=== Source data ===
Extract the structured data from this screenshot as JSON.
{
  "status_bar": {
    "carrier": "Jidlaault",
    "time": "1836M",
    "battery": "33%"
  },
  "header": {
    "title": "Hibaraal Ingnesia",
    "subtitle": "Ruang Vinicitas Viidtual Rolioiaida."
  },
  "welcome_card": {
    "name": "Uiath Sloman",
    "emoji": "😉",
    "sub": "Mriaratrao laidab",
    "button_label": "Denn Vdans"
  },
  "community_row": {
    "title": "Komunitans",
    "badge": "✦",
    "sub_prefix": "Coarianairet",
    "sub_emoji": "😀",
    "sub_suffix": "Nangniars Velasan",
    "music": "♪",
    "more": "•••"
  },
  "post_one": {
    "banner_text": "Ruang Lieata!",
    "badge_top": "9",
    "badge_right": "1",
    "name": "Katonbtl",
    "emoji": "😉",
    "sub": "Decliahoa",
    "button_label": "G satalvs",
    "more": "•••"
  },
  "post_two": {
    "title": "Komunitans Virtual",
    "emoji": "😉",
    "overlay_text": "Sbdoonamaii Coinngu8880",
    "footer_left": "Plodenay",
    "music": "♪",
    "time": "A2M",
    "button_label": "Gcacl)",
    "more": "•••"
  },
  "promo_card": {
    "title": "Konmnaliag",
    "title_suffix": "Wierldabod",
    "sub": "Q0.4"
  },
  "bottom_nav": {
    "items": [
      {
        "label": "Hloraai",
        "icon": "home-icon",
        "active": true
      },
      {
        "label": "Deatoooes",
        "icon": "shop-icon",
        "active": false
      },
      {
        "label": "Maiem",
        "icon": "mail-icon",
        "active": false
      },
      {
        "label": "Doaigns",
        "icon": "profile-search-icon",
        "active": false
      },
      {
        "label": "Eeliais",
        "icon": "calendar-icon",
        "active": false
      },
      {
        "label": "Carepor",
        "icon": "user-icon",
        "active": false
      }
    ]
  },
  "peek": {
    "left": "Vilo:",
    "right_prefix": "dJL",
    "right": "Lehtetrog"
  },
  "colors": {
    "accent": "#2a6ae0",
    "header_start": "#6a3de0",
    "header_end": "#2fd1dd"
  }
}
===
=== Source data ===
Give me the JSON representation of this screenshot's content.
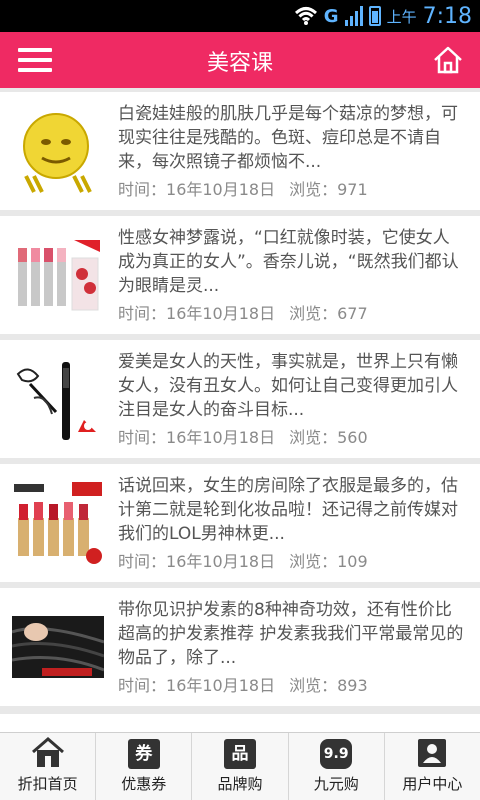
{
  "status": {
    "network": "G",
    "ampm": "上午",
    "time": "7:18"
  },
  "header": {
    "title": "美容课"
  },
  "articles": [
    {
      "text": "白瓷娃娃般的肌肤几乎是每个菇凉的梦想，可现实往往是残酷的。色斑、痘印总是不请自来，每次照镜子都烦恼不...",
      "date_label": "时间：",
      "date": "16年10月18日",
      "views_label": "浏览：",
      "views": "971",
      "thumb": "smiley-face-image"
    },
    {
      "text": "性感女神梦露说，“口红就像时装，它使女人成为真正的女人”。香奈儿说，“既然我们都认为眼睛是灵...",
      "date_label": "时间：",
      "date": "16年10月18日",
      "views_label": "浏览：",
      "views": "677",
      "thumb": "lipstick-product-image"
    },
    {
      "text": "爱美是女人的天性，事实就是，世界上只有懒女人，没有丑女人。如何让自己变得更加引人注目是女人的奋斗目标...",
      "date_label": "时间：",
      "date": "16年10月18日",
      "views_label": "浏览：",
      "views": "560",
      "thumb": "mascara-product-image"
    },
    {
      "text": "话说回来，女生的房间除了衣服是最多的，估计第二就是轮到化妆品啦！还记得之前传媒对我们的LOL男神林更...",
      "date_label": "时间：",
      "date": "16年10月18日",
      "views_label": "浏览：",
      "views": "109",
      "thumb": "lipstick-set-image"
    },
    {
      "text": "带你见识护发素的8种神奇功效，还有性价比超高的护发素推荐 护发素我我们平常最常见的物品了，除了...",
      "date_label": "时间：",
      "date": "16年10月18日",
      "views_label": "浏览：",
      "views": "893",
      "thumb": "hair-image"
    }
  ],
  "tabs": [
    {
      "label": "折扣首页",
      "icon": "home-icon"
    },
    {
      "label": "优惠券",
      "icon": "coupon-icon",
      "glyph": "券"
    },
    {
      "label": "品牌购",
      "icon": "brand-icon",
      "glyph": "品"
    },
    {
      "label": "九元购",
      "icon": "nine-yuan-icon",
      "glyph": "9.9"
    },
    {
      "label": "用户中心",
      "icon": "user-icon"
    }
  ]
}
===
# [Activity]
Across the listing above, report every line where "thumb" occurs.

# [Answer for the task]
      "thumb": "smiley-face-image"
      "thumb": "lipstick-product-image"
      "thumb": "mascara-product-image"
      "thumb": "lipstick-set-image"
      "thumb": "hair-image"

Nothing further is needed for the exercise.